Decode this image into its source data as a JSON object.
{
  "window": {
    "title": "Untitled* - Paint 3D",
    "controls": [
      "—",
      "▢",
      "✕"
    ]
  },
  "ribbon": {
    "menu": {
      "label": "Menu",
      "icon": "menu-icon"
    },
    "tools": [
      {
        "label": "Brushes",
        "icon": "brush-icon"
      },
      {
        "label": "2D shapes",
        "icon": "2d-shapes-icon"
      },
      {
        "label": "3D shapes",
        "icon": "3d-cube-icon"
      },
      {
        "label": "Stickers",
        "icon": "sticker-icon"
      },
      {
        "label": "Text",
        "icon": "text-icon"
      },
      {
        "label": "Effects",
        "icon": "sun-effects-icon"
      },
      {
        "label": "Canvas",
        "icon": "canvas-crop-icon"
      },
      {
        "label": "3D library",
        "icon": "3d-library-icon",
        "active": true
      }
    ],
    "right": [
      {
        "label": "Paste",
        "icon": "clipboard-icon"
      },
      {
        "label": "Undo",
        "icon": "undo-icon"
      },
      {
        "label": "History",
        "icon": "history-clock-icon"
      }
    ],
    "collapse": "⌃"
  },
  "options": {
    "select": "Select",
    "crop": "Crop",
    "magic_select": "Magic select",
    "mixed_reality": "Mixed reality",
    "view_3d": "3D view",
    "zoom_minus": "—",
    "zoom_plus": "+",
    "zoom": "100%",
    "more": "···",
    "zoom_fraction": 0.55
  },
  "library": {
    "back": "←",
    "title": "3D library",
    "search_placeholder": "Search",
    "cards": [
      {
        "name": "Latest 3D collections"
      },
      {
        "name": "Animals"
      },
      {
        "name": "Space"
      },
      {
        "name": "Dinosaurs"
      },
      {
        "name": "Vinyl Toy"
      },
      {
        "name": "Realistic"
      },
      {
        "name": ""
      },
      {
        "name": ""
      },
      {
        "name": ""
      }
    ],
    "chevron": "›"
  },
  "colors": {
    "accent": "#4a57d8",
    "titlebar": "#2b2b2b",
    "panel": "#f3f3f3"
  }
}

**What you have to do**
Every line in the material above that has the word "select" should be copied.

**The answer**
    "select": "Select",
    "magic_select": "Magic select",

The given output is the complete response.